Miller sold the rights to producer Stanley Kramer and had no further participation in the Columbia production. Hollywood Reporter news items indicated Kramer hired husband and wife associate producer team Edward and Edna Anhalt, but they were not listed in the credits for the film. In his autobiography, Miller complained that screenwriter Stanley Roberts' adaptation "chop(ped) off almost every climax of the play...leaving a flatness." He also expressed dismay that Fredric March was directed "to play Willy as a psycho." Miller stated that March had been the first choice for the stage role, but that he turned down the part. The following members of the Broadway cast reprised their roles for the film: Mildred Dunnock, Cameron Mitchell, Don Keefer, Royal Beal and Howard Smith. Kevin McCarthy portrayed "Biff" in the London production of the play.
According to information in the file on the film in the MPAA/PCA Collection at the AMPAS Library, Geoffrey Shurlock expressed concern about Willy's suicide and requested a rewrite of the ending to "build a voice for morality against suicide." The PCA also requested that the impression that Willy and the woman in his Boston hotel room were having an "illicit sex affair" be toned down by adding a bottle of champagne to the scene "as an indication that the couple have been having a party." The word "damnit" was not approved, yet remained in the final print of the film.

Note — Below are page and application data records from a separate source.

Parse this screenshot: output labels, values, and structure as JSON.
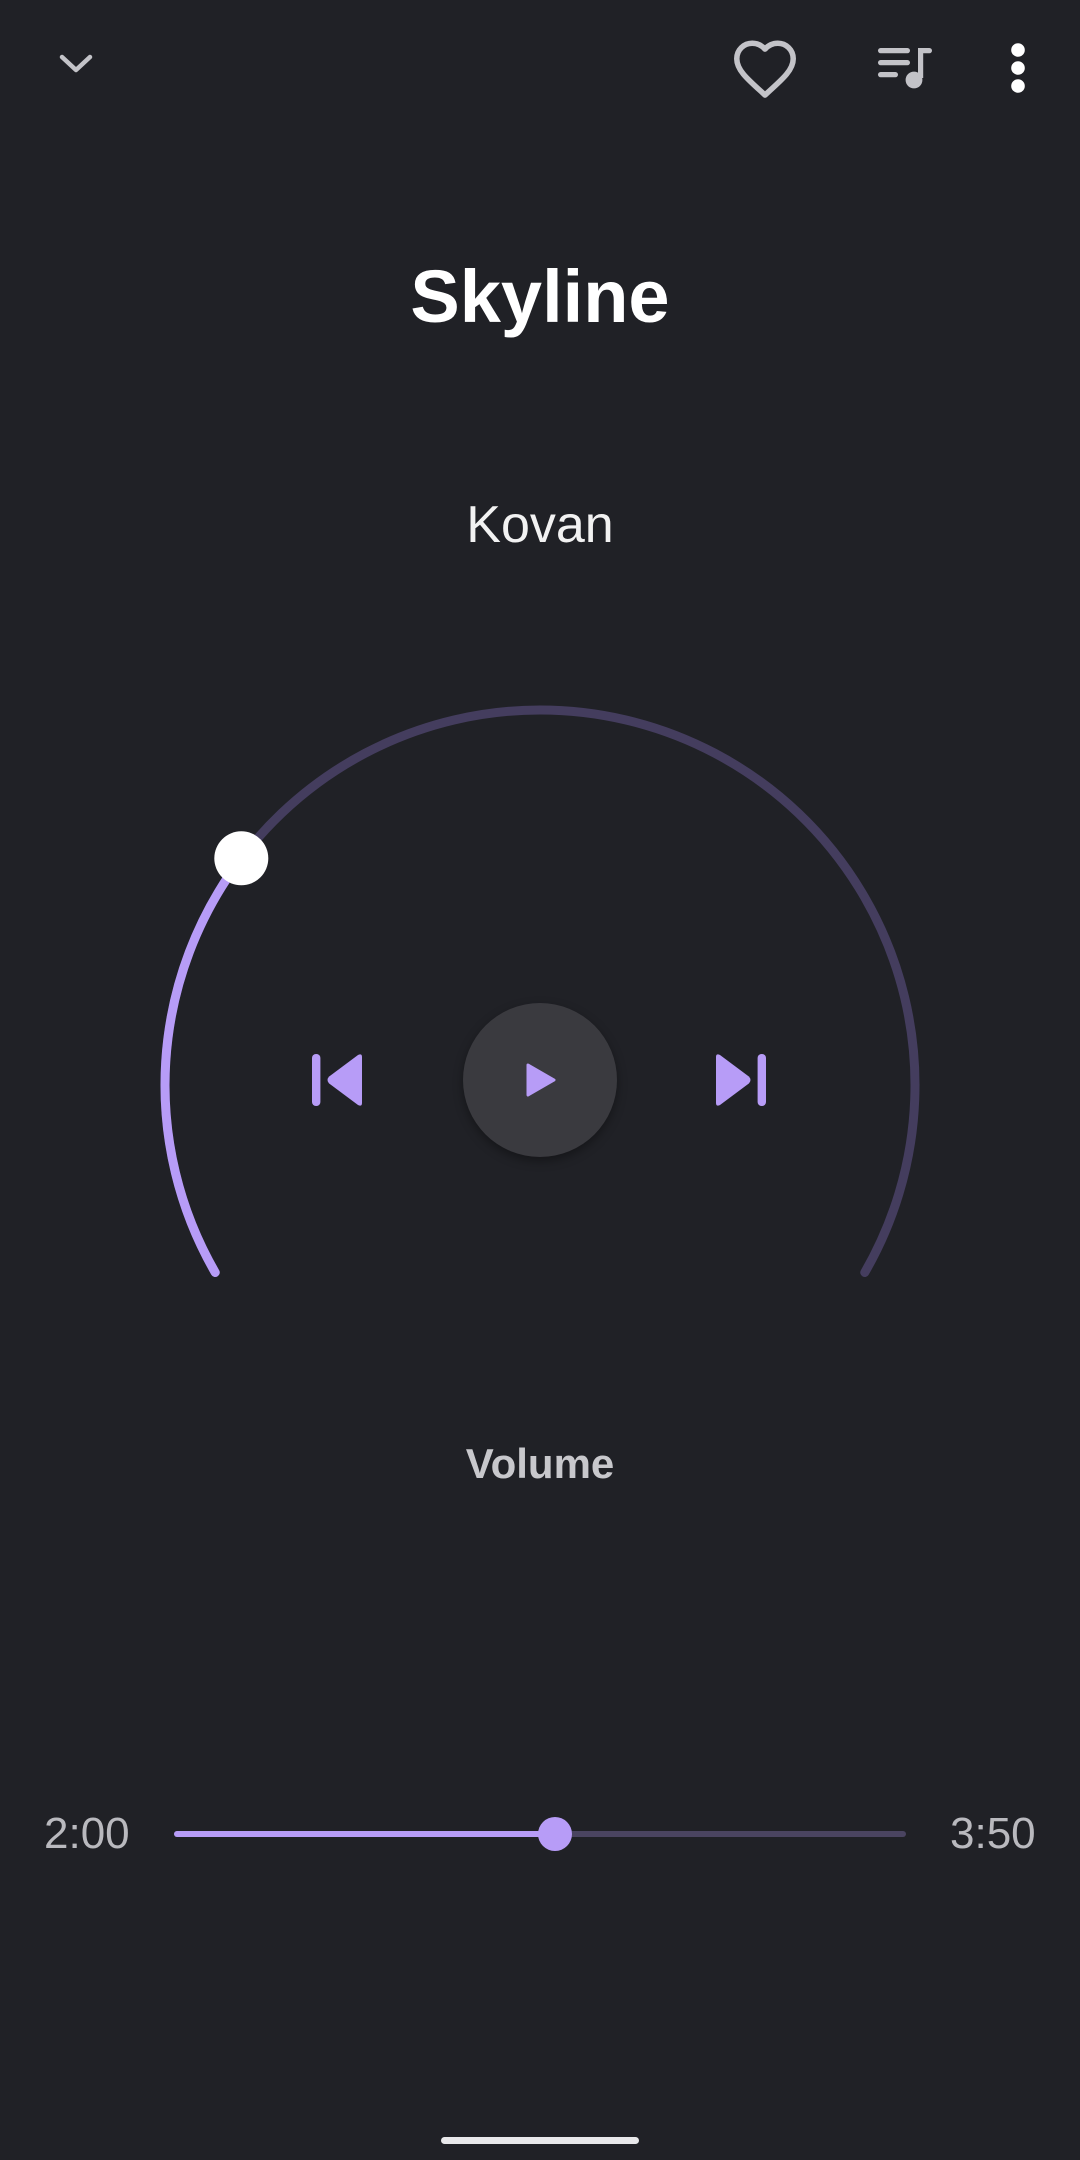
{
  "header": {
    "collapse_icon": "chevron-down-icon",
    "favorite_icon": "heart-outline-icon",
    "queue_icon": "queue-music-icon",
    "more_icon": "more-vertical-icon"
  },
  "track": {
    "title": "Skyline",
    "artist": "Kovan"
  },
  "controls": {
    "previous_icon": "skip-previous-icon",
    "play_icon": "play-icon",
    "next_icon": "skip-next-icon"
  },
  "volume": {
    "label": "Volume",
    "level": 0.28
  },
  "playback": {
    "elapsed": "2:00",
    "duration": "3:50",
    "progress": 0.52
  },
  "colors": {
    "background": "#202126",
    "accent": "#b79cf7",
    "track_inactive": "#443d5e",
    "play_button": "#3a3a3f"
  }
}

After the film's release, Variety reported that the vice-president of the National Sales Executives and the supervisor of the City College of New York salesmanship unit of the School of Business expressed concern about the story's image of salesmen, claiming that it was a "libel of a segment of the population." In March 1952, a chapter of the American Legion in Columbus, OH threatened to picket movie houses showing Death of a Salesman because of Miller's alleged links with politically subversive groups. In April of that same year the American Legion picketed Washington, D.C.'s Ontario Theatre, contending that Miller had been linked with Communist front organizations as identified by the House Committee on Un-American Activities.
The film received the following Academy Award nominations: Best Actor, Best Supporting Actress (Mildred Dunnock), Best Supporting Actor (Kevin McCarthy), Best Cinematography and Best Music Score. In 1965 a record album of the play was recorded with Cobb as Willy and Dustin Hoffman as "Bernard." On May 11, 1966 on the CBS Network, Cobb and Dunnock reprised their roles for a television adaptation, with George Segal as Biff and James Farentino as "Happy." In 1984 Miller staged a Broadway revival of the play starring Hoffman, with John Malkovich as Biff. On September 15, 1985, the two actors reprised their roles for another CBS broadcast, directed by Volker Schlndorff. Brian Dennehy starred as Willy in a television version of the play, directed by Kirk Browning, that aired on Showtime on January 9, 2000.